Sigh.  Who knew finding someone else's ring, and wanting them to have it back, could be so complicated!

I took myself and my frustration (and the ring!) over to Kerrytown for a little light retailing.  I hadn't wandered around inside Kerrytown for a while.

I enjoyed looking through the expanded Found in its new location, admired many things at 16 Hands, and then spent a good deal of time looking at all the eye candy at Hollander's.

Rack with sheets of black and gold papers.............. 

There are racks and racks and racks of fancy papers of all descriptions at Hollander's.  They are a Destination for paper people, and book-binding people, and art-book people.  They also have an excellent supply of cards for all occasions.  I bought no paper, but I bought cards.....
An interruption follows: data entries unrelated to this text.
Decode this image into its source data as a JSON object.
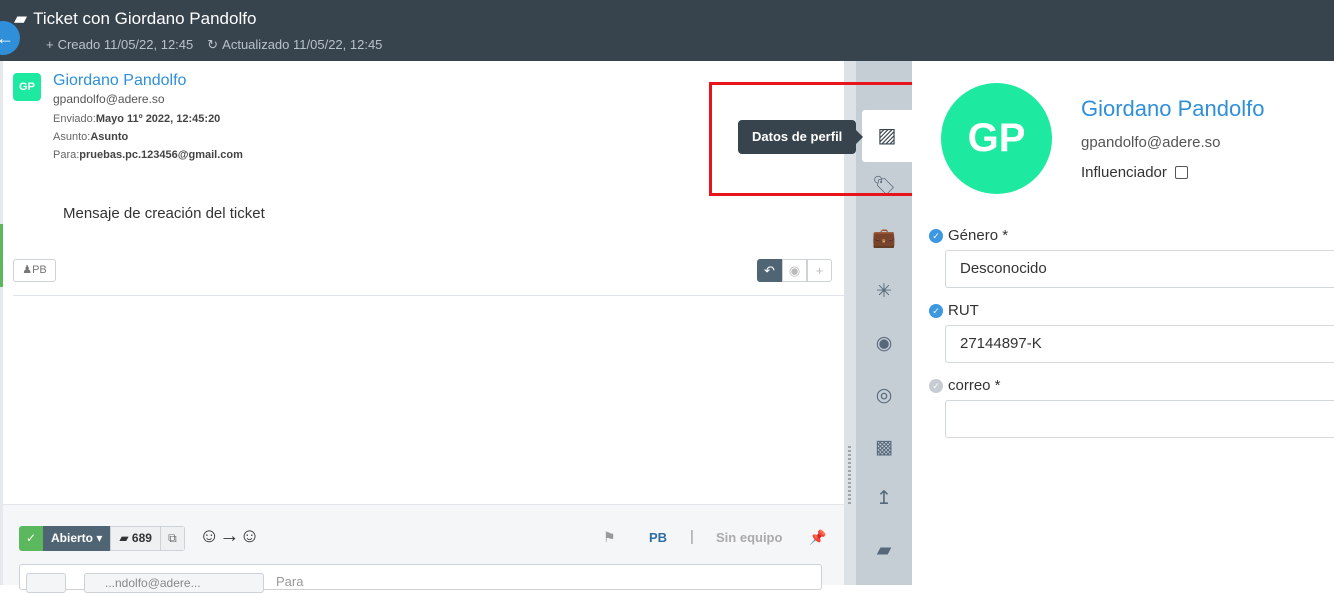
{
  "header": {
    "title": "Ticket con Giordano Pandolfo",
    "created_label": "Creado",
    "created_value": "11/05/22, 12:45",
    "updated_label": "Actualizado",
    "updated_value": "11/05/22, 12:45"
  },
  "message": {
    "avatar_initials": "GP",
    "sender_name": "Giordano Pandolfo",
    "sender_email": "gpandolfo@adere.so",
    "sent_label": "Enviado:",
    "sent_value": "Mayo 11º 2022, 12:45:20",
    "subject_label": "Asunto:",
    "subject_value": "Asunto",
    "to_label": "Para:",
    "to_value": "pruebas.pc.123456@gmail.com",
    "body": "Mensaje de creación del ticket",
    "author_chip": "PB"
  },
  "footer": {
    "status": "Abierto",
    "ticket_number": "689",
    "assignee": "PB",
    "separator": "|",
    "team": "Sin equipo",
    "compose_from": "...ndolfo@adere...",
    "compose_to_placeholder": "Para"
  },
  "sidebar": {
    "tooltip": "Datos de perfil",
    "icons": [
      "profile-card-icon",
      "tag-icon",
      "briefcase-icon",
      "network-icon",
      "comment-icon",
      "comments-icon",
      "puzzle-icon",
      "share-icon",
      "ticket-icon"
    ]
  },
  "profile": {
    "avatar_initials": "GP",
    "name": "Giordano Pandolfo",
    "email": "gpandolfo@adere.so",
    "influencer_label": "Influenciador",
    "fields": [
      {
        "label": "Género *",
        "value": "Desconocido"
      },
      {
        "label": "RUT",
        "value": "27144897-K"
      },
      {
        "label": "correo *",
        "value": ""
      }
    ]
  },
  "colors": {
    "header_bg": "#37434d",
    "accent_blue": "#2f8fd8",
    "avatar_green": "#1de9a1",
    "highlight_red": "#e8141c",
    "status_green": "#5cb85c"
  }
}
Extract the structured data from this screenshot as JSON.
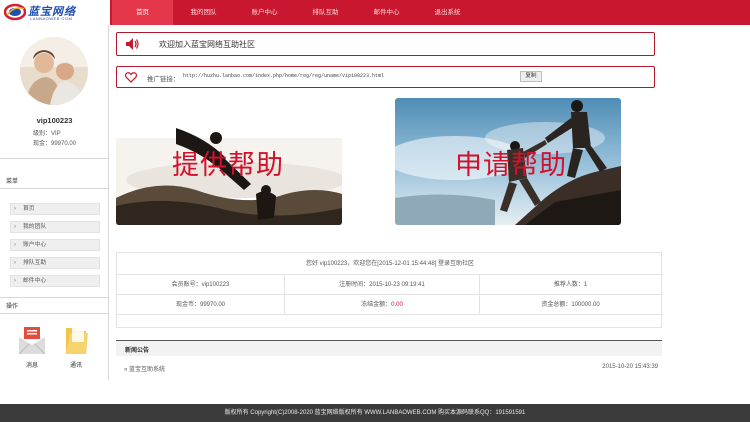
{
  "logo": {
    "text": "蓝宝网络",
    "sub": "LANBAOWEB.COM"
  },
  "nav": [
    {
      "label": "首页"
    },
    {
      "label": "我的团队"
    },
    {
      "label": "账户中心"
    },
    {
      "label": "排队互助"
    },
    {
      "label": "邮件中心"
    },
    {
      "label": "退出系统"
    }
  ],
  "user": {
    "name": "vip100223",
    "level": "级别：VIP",
    "funds": "现金：99970.00"
  },
  "sidebar": {
    "menu_title": "菜单",
    "menu": [
      {
        "label": "首页"
      },
      {
        "label": "我的团队"
      },
      {
        "label": "账户中心"
      },
      {
        "label": "排队互助"
      },
      {
        "label": "邮件中心"
      }
    ],
    "ops_title": "操作",
    "tools": [
      {
        "label": "消息"
      },
      {
        "label": "通讯"
      }
    ]
  },
  "welcome": {
    "message": "欢迎加入蓝宝网络互助社区"
  },
  "promo": {
    "label": "推广链接：",
    "url": "http://huzhu.lanbao.com/index.php/home/reg/reg/uname/vip100223.html",
    "copy_label": "复制"
  },
  "banners": {
    "provide": "提供帮助",
    "request": "申请帮助"
  },
  "account": {
    "greeting": "您好 vip100223，欢迎您在[2015-12-01 15:44:48] 登录互助社区",
    "rows": [
      [
        "会员账号：vip100223",
        "注册时间：2015-10-23 09:19:41",
        "推荐人数：1"
      ],
      [
        "现金币：99970.00",
        "冻结金额：",
        "资金总额：100000.00"
      ]
    ],
    "frozen_value": "0.00"
  },
  "news": {
    "title": "新闻公告",
    "items": [
      {
        "title": "» 蓝宝互助系统",
        "date": "2015-10-20 15:43:39"
      }
    ]
  },
  "footer": {
    "text": "版权所有 Copyright(C)2008-2020 蓝宝网络版权所有 WWW.LANBAOWEB.COM 购买本源码联系QQ：191591591"
  },
  "colors": {
    "brand": "#c8172e",
    "nav_active": "#e4374c",
    "footer_bg": "#3b3b3b"
  }
}
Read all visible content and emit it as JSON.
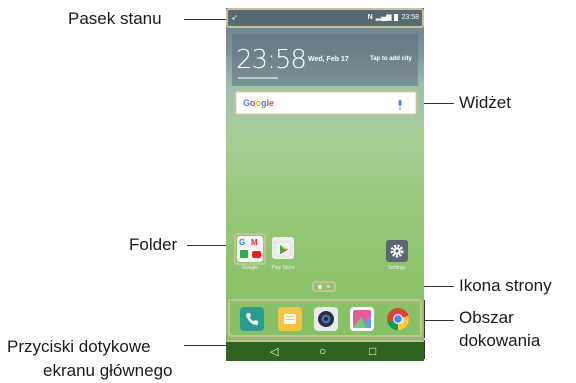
{
  "labels": {
    "status_bar": "Pasek stanu",
    "widget": "Widżet",
    "folder": "Folder",
    "page_icon": "Ikona strony",
    "dock_line1": "Obszar",
    "dock_line2": "dokowania",
    "touch_buttons_line1": "Przyciski dotykowe",
    "touch_buttons_line2": "ekranu głównego"
  },
  "phone": {
    "status_time": "23:58",
    "clock_time": "23:58",
    "clock_date": "Wed, Feb 17",
    "clock_add_city": "Tap to add city",
    "search_logo": "Google",
    "apps": [
      {
        "label": "Google",
        "icon": "folder-icon"
      },
      {
        "label": "Play Store",
        "icon": "play-store-icon"
      },
      {
        "label": "Settings",
        "icon": "gear-icon"
      }
    ],
    "nav": {
      "back": "◁",
      "home": "○",
      "recent": "□"
    }
  },
  "colors": {
    "highlight": "#c8c096",
    "navbar": "#2e6420"
  }
}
This excellent white paper is in one of the windows that separates Hollander's from indoor space in Kerrytown.  I love this...........  I am thinking it would look great on a colored wall.........  I may have to go buy some.  What a lovely big *statement*-y piece of paper!

I walked home through West Park.

There were hopeful ducks on the pond.  Note the one swimming determinedly right toward me.  Alas, I was empty-handed, food-wise.

Pond reflections.

Love the ivy on this house...........

Curving around the window............

Fallen leaves and chewed-up walnut hulls, on an elderly picnic table.

The top of the stump of a locust tree that was cut down last summer.  Most of it was dead.  I didn't like walking under it (as large branches regularly appeared on the ground beneath it).  It's always sad when an old tree goes, but this one was definitely gone before it came down.

I heard an unfamiliar noise in the trees, and looked up.  Flicker, in a Bradford pear.

Love that checkerboard, especially with the red!

I'm not that fond of pears, but I like to have one every so often.  I bought some at the farmers' market, and this is the first one I pulled out of the bag.

Love the shapes.............................

I wish this image were sharper, but maybe it really doesn't matter?


Friday, November 20, 2015

visiting New York City with an 1899 Baedeker guidebook


Here's an article about touring NYC with the advice of an 1899 Baedeker guidebook.

One of the things I found most interesting was that visiting Pimlico (horse-racing track) was $2 when a night in the Waldorf-Astoria was $2.50!


November 9


Bright morning sunshine, through a glass bridge-tournament mug.

Looking across the street at a little Bradford pear.

Later.  Walking.  Pine cone & shadow.

Another excellent Bradford pear.

Big tulip-tree leaf.

Berries in the strong late-afternoon sun.  Love the chartreuse stems..........

Leaves picked up along the way.  That same tulip-tree leaf, a maple, and a Bradford pear.


Thursday, November 19, 2015

Einstein's big ideas, explained in common words.


Two of Einstein's big ideas, explained using only the thousand most commonly-used words in English.


November 7


Spotted this little one crossing the sidewalk, when we were on our way to the farmers' market.

So interesting, the way the spines come in fanned out bunches.......

A holiday special -- cranberry walnut pie.  Mmmmmmmmmmmmmmmmmmm................

I wonder if this was done on purpose by people with spray paint, or something.  It's one of those metal things you see in downtown sidewalks, that was (is?) probably used for loading goods into a store.

Squash and pumpkins in the sunlight on another gorgeous day.

This is new!  On Detroit street, right by the farmers' market.  The first hour is free.  I wonder where the other places to drop them off are.  I know there's one at City Hall............

Happy marigolds.

I am not emotionally prepared for this. 

But aren't they lovely examples?  I believe these are handmade.  They are big, and they are beautiful.  Especially in bunches.